>>
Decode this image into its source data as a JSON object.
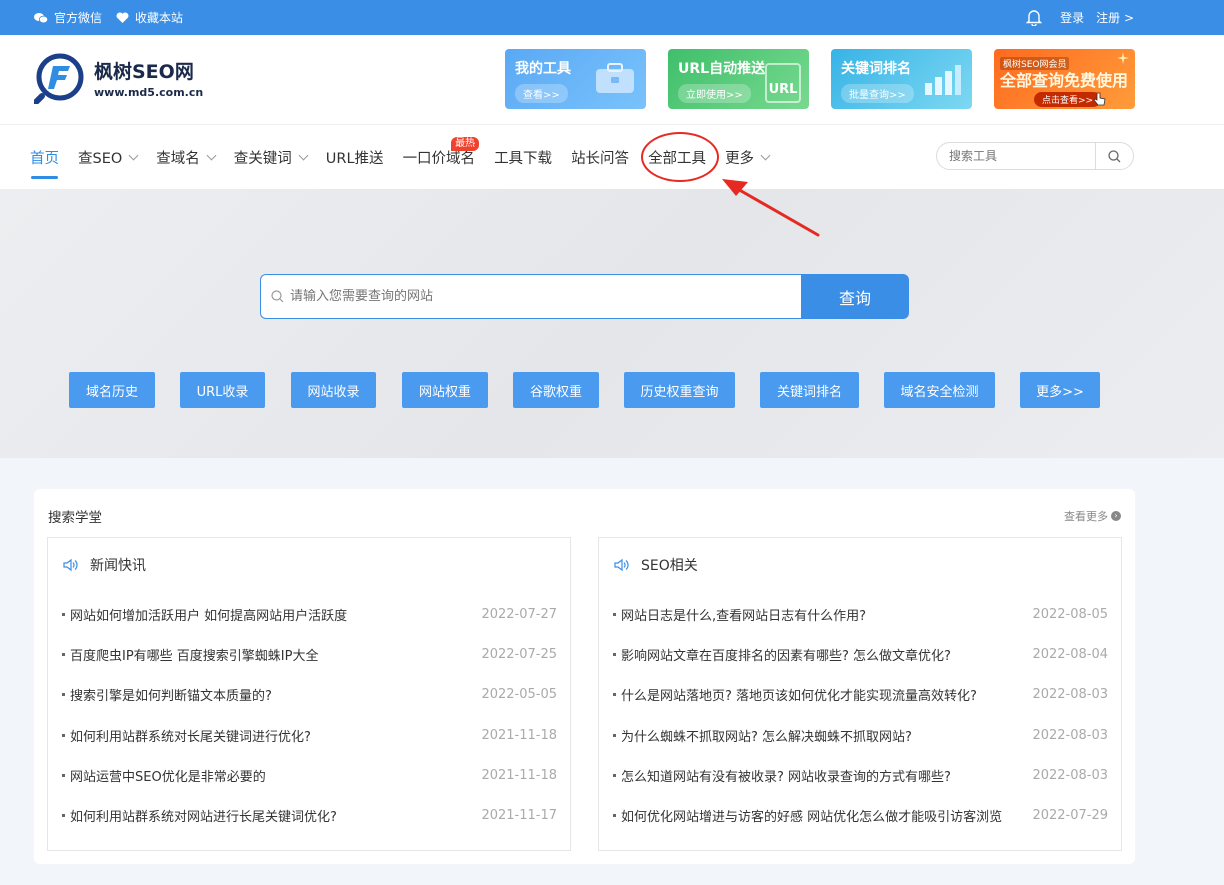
{
  "topbar": {
    "wechat": "官方微信",
    "favorite": "收藏本站",
    "login": "登录",
    "register": "注册 >"
  },
  "logo": {
    "title": "枫树SEO网",
    "url": "www.md5.com.cn"
  },
  "banners": [
    {
      "title": "我的工具",
      "button": "查看>>"
    },
    {
      "title": "URL自动推送",
      "button": "立即使用>>",
      "art": "URL"
    },
    {
      "title": "关键词排名",
      "button": "批量查询>>"
    },
    {
      "top": "枫树SEO网会员",
      "title": "全部查询免费使用",
      "button": "点击查看>>"
    }
  ],
  "nav": {
    "items": [
      {
        "label": "首页",
        "active": true
      },
      {
        "label": "查SEO",
        "dropdown": true
      },
      {
        "label": "查域名",
        "dropdown": true
      },
      {
        "label": "查关键词",
        "dropdown": true
      },
      {
        "label": "URL推送"
      },
      {
        "label": "一口价域名",
        "badge": "最热"
      },
      {
        "label": "工具下载"
      },
      {
        "label": "站长问答"
      },
      {
        "label": "全部工具",
        "highlighted": true
      },
      {
        "label": "更多",
        "dropdown": true
      }
    ],
    "search_placeholder": "搜索工具"
  },
  "hero": {
    "search_placeholder": "请输入您需要查询的网站",
    "search_button": "查询",
    "quick_links": [
      "域名历史",
      "URL收录",
      "网站收录",
      "网站权重",
      "谷歌权重",
      "历史权重查询",
      "关键词排名",
      "域名安全检测",
      "更多>>"
    ]
  },
  "learning": {
    "title": "搜索学堂",
    "more": "查看更多",
    "columns": [
      {
        "heading": "新闻快讯",
        "items": [
          {
            "title": "网站如何增加活跃用户 如何提高网站用户活跃度",
            "date": "2022-07-27"
          },
          {
            "title": "百度爬虫IP有哪些 百度搜索引擎蜘蛛IP大全",
            "date": "2022-07-25"
          },
          {
            "title": "搜索引擎是如何判断锚文本质量的?",
            "date": "2022-05-05"
          },
          {
            "title": "如何利用站群系统对长尾关键词进行优化?",
            "date": "2021-11-18"
          },
          {
            "title": "网站运营中SEO优化是非常必要的",
            "date": "2021-11-18"
          },
          {
            "title": "如何利用站群系统对网站进行长尾关键词优化?",
            "date": "2021-11-17"
          }
        ]
      },
      {
        "heading": "SEO相关",
        "items": [
          {
            "title": "网站日志是什么,查看网站日志有什么作用?",
            "date": "2022-08-05"
          },
          {
            "title": "影响网站文章在百度排名的因素有哪些? 怎么做文章优化?",
            "date": "2022-08-04"
          },
          {
            "title": "什么是网站落地页? 落地页该如何优化才能实现流量高效转化?",
            "date": "2022-08-03"
          },
          {
            "title": "为什么蜘蛛不抓取网站? 怎么解决蜘蛛不抓取网站?",
            "date": "2022-08-03"
          },
          {
            "title": "怎么知道网站有没有被收录? 网站收录查询的方式有哪些?",
            "date": "2022-08-03"
          },
          {
            "title": "如何优化网站增进与访客的好感 网站优化怎么做才能吸引访客浏览",
            "date": "2022-07-29"
          }
        ]
      }
    ]
  },
  "colors": {
    "primary": "#3a8ee6",
    "annotation": "#e52a22",
    "hot_badge": "#f0412c"
  }
}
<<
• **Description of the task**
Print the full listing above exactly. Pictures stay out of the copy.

• **Reply**
Decode this image into its source data as a JSON object.
{
  "topbar": {
    "wechat": "官方微信",
    "favorite": "收藏本站",
    "login": "登录",
    "register": "注册 >"
  },
  "logo": {
    "title": "枫树SEO网",
    "url": "www.md5.com.cn"
  },
  "banners": [
    {
      "title": "我的工具",
      "button": "查看>>"
    },
    {
      "title": "URL自动推送",
      "button": "立即使用>>",
      "art": "URL"
    },
    {
      "title": "关键词排名",
      "button": "批量查询>>"
    },
    {
      "top": "枫树SEO网会员",
      "title": "全部查询免费使用",
      "button": "点击查看>>"
    }
  ],
  "nav": {
    "items": [
      {
        "label": "首页",
        "active": true
      },
      {
        "label": "查SEO",
        "dropdown": true
      },
      {
        "label": "查域名",
        "dropdown": true
      },
      {
        "label": "查关键词",
        "dropdown": true
      },
      {
        "label": "URL推送"
      },
      {
        "label": "一口价域名",
        "badge": "最热"
      },
      {
        "label": "工具下载"
      },
      {
        "label": "站长问答"
      },
      {
        "label": "全部工具",
        "highlighted": true
      },
      {
        "label": "更多",
        "dropdown": true
      }
    ],
    "search_placeholder": "搜索工具"
  },
  "hero": {
    "search_placeholder": "请输入您需要查询的网站",
    "search_button": "查询",
    "quick_links": [
      "域名历史",
      "URL收录",
      "网站收录",
      "网站权重",
      "谷歌权重",
      "历史权重查询",
      "关键词排名",
      "域名安全检测",
      "更多>>"
    ]
  },
  "learning": {
    "title": "搜索学堂",
    "more": "查看更多",
    "columns": [
      {
        "heading": "新闻快讯",
        "items": [
          {
            "title": "网站如何增加活跃用户 如何提高网站用户活跃度",
            "date": "2022-07-27"
          },
          {
            "title": "百度爬虫IP有哪些 百度搜索引擎蜘蛛IP大全",
            "date": "2022-07-25"
          },
          {
            "title": "搜索引擎是如何判断锚文本质量的?",
            "date": "2022-05-05"
          },
          {
            "title": "如何利用站群系统对长尾关键词进行优化?",
            "date": "2021-11-18"
          },
          {
            "title": "网站运营中SEO优化是非常必要的",
            "date": "2021-11-18"
          },
          {
            "title": "如何利用站群系统对网站进行长尾关键词优化?",
            "date": "2021-11-17"
          }
        ]
      },
      {
        "heading": "SEO相关",
        "items": [
          {
            "title": "网站日志是什么,查看网站日志有什么作用?",
            "date": "2022-08-05"
          },
          {
            "title": "影响网站文章在百度排名的因素有哪些? 怎么做文章优化?",
            "date": "2022-08-04"
          },
          {
            "title": "什么是网站落地页? 落地页该如何优化才能实现流量高效转化?",
            "date": "2022-08-03"
          },
          {
            "title": "为什么蜘蛛不抓取网站? 怎么解决蜘蛛不抓取网站?",
            "date": "2022-08-03"
          },
          {
            "title": "怎么知道网站有没有被收录? 网站收录查询的方式有哪些?",
            "date": "2022-08-03"
          },
          {
            "title": "如何优化网站增进与访客的好感 网站优化怎么做才能吸引访客浏览",
            "date": "2022-07-29"
          }
        ]
      }
    ]
  },
  "colors": {
    "primary": "#3a8ee6",
    "annotation": "#e52a22",
    "hot_badge": "#f0412c"
  }
}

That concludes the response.